114. Surgery was not immediately performed at the VAMC; the surgery was delayed because, in Wey's word's "they wanted to make sure I had plenty of antibiotics and intravenous gammaglobulin to prevent any type of bleeding."
115. Before surgery at the VAMC, the physician wanted to stabilize Wey's HIV positive status and low platelet count.
116. The type of surgery performed on Wey is not typically performed on an expedient and immediate basis. In Wey's case, immediate surgery was unnecessary and medically unsound. The proper course was to consider and stabilize the underlying medical conditions.
117. During his treatment at the hospital, Wey received appropriate quality medical care and the emergency room physician, Dr. Spector, exercised appropriate medical judgment in the treatment that he gave Wey.

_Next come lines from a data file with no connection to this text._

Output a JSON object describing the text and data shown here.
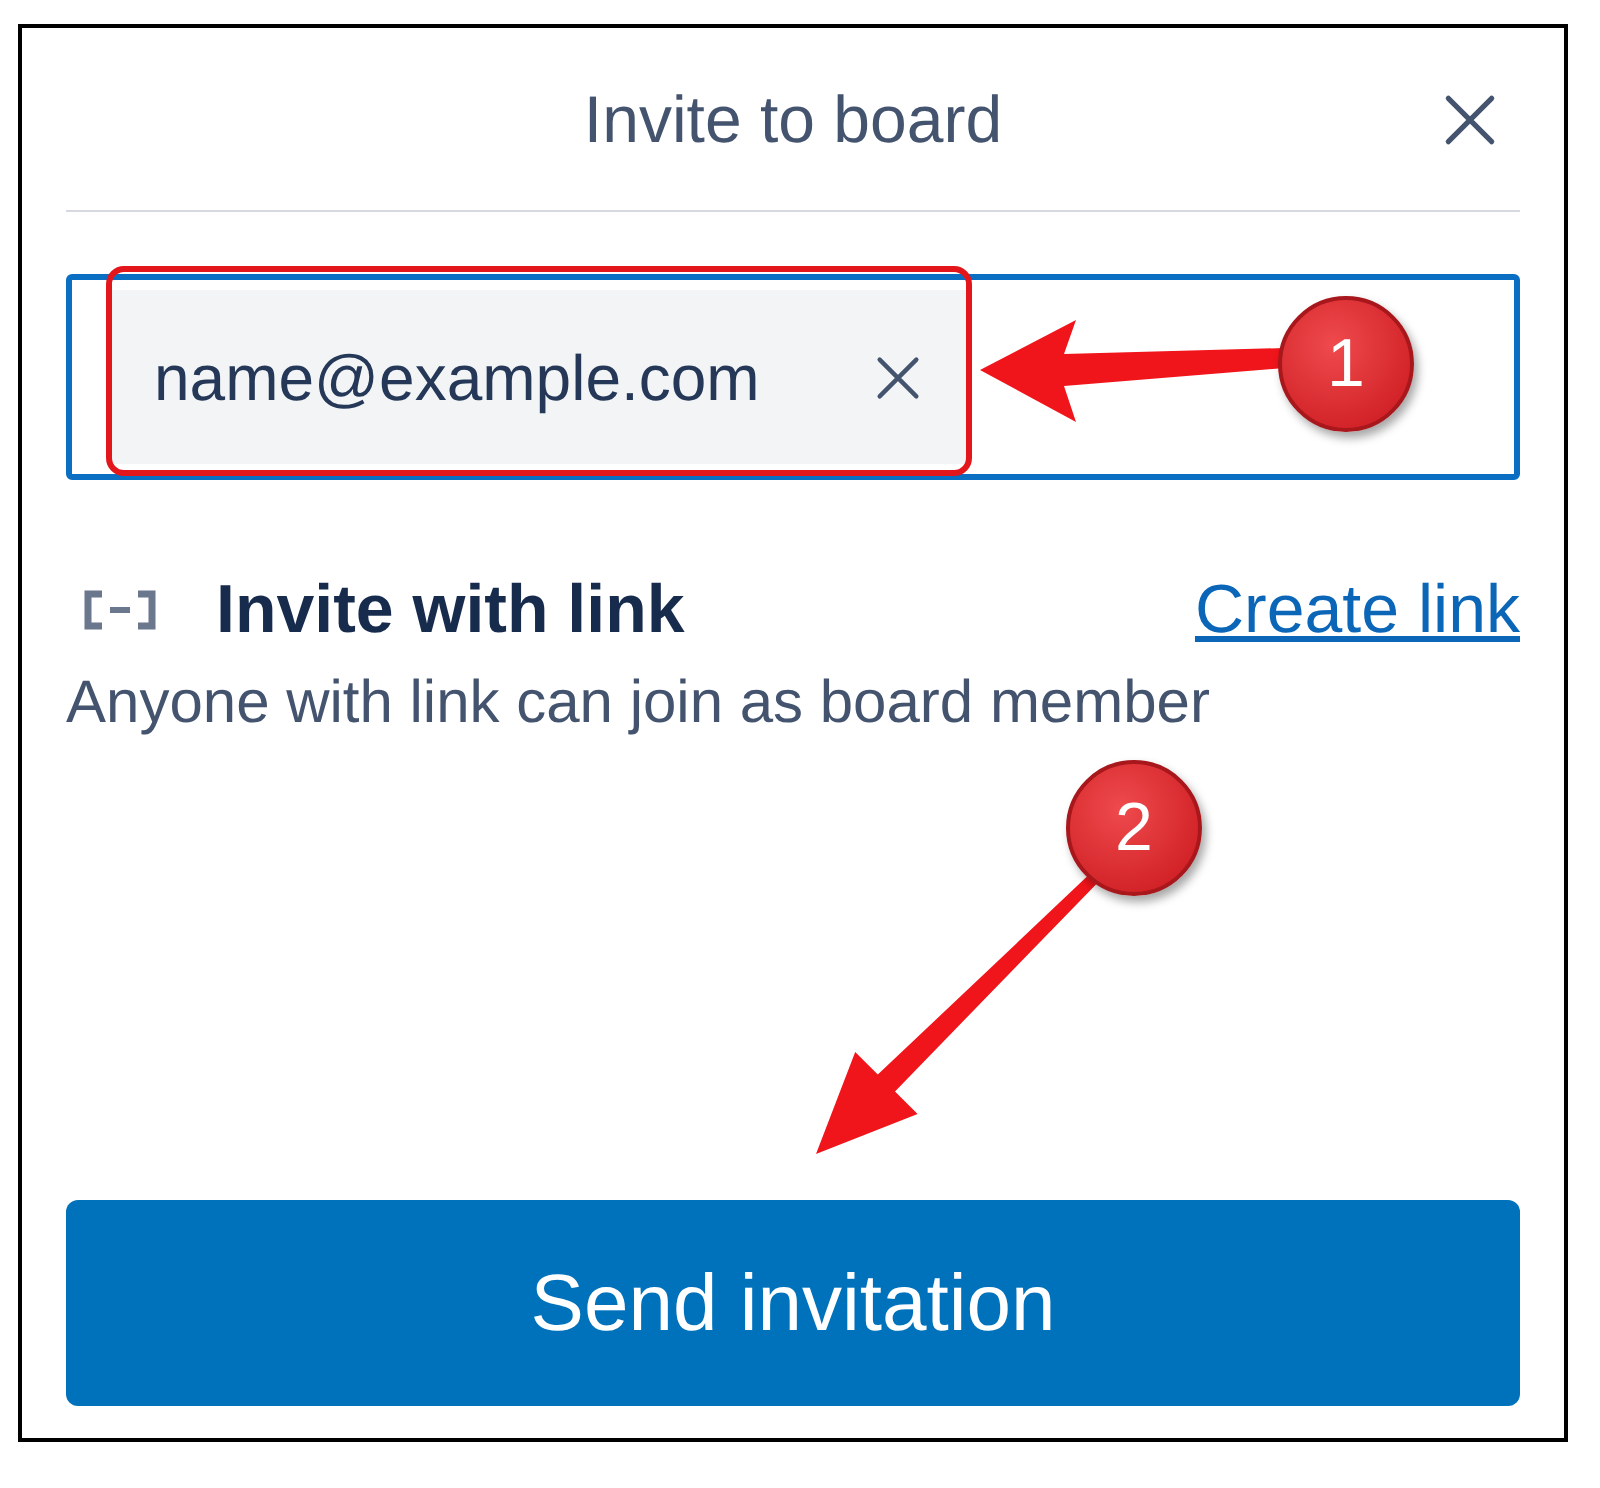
{
  "dialog": {
    "title": "Invite to board"
  },
  "invite_field": {
    "chips": [
      {
        "value": "name@example.com"
      }
    ]
  },
  "invite_link": {
    "title": "Invite with link",
    "action": "Create link",
    "description": "Anyone with link can join as board member"
  },
  "primary_button": {
    "label": "Send invitation"
  },
  "annotations": [
    {
      "label": "1"
    },
    {
      "label": "2"
    }
  ]
}
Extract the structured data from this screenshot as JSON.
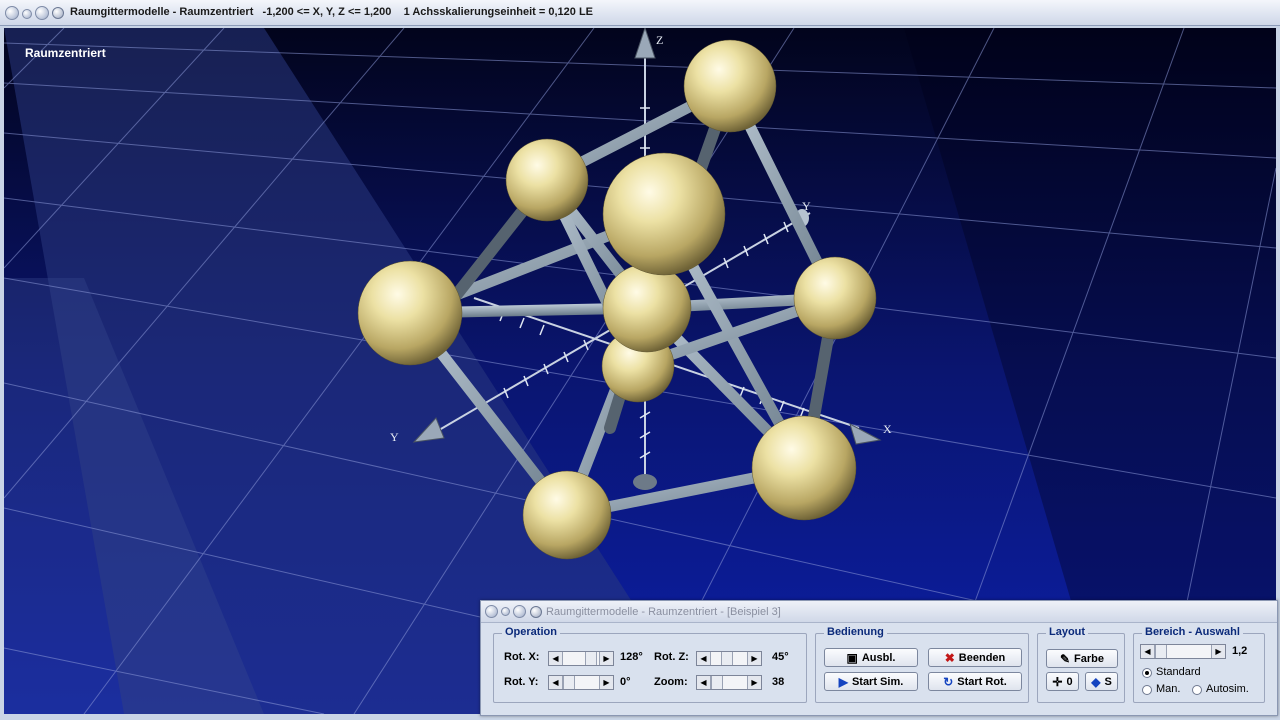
{
  "window": {
    "title": "Raumgittermodelle - Raumzentriert   -1,200 <= X, Y, Z <= 1,200    1 Achsskalierungseinheit = 0,120 LE"
  },
  "scene": {
    "label": "Raumzentriert",
    "axes": {
      "x": "X",
      "y": "Y",
      "z": "Z"
    }
  },
  "panel": {
    "title": "Raumgittermodelle - Raumzentriert - [Beispiel 3]",
    "operation": {
      "label": "Operation",
      "rot_x_label": "Rot. X:",
      "rot_x_value": "128°",
      "rot_y_label": "Rot. Y:",
      "rot_y_value": "0°",
      "rot_z_label": "Rot. Z:",
      "rot_z_value": "45°",
      "zoom_label": "Zoom:",
      "zoom_value": "38"
    },
    "bedienung": {
      "label": "Bedienung",
      "ausbl": "Ausbl.",
      "beenden": "Beenden",
      "start_sim": "Start Sim.",
      "start_rot": "Start Rot."
    },
    "layout": {
      "label": "Layout",
      "farbe": "Farbe",
      "zero": "0",
      "s": "S"
    },
    "bereich": {
      "label": "Bereich - Auswahl",
      "value": "1,2",
      "standard": "Standard",
      "man": "Man.",
      "autosim": "Autosim."
    }
  }
}
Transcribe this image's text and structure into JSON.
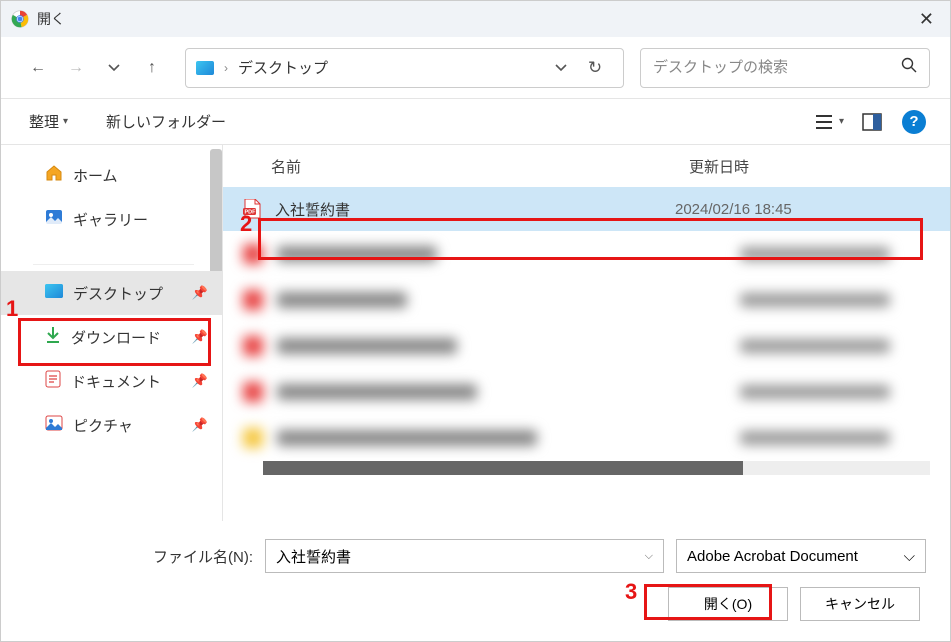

118. No material deterioration of Wey's medical condition occurred during or as a result of the transfer to the VAMC. Wey did not sustain any permanent injury or loss of function as a result of his transfer from the hospital or the mode of transportation, nor was the eventual surgery delayed as a result of the transfer to the VAMC.
119. Since his discharge from the VAMC in August 1991 and through the present, Wey has continued to receive treatment at the VAMC. He has also received treatment at Geisinger Medical Center.
120. Wey was readmitted to the VAMC in October 1991 because his platelets were at a questionable level and needed to be raised. During that admission, Wey again received IVIG treatment as well as physical therapy for his ankle.
121. Wey has also been seen on several occasions at the VAMC on an outpatient basis for treatment of his ankle, HIV/ITP problems, and drug and alcohol counselling.
122. Wey has also received IVIG therapy at Geisinger Medical Center in October of 1992.
123. The defendant hospital has the following policies and procedures:
(a) "Evangelical Community Hospital prohibits discrimination on the basis of race, color, creed, sex, national origin, age, veteran's status, 'marital status, or disability. This policy applies to practices, accommodations, and the opportunity for those associated with the Hospital to participate in programs or services."
Evangelical Community Hospital Patient's Guide.
(b) The Patient's Bill of Rights provides that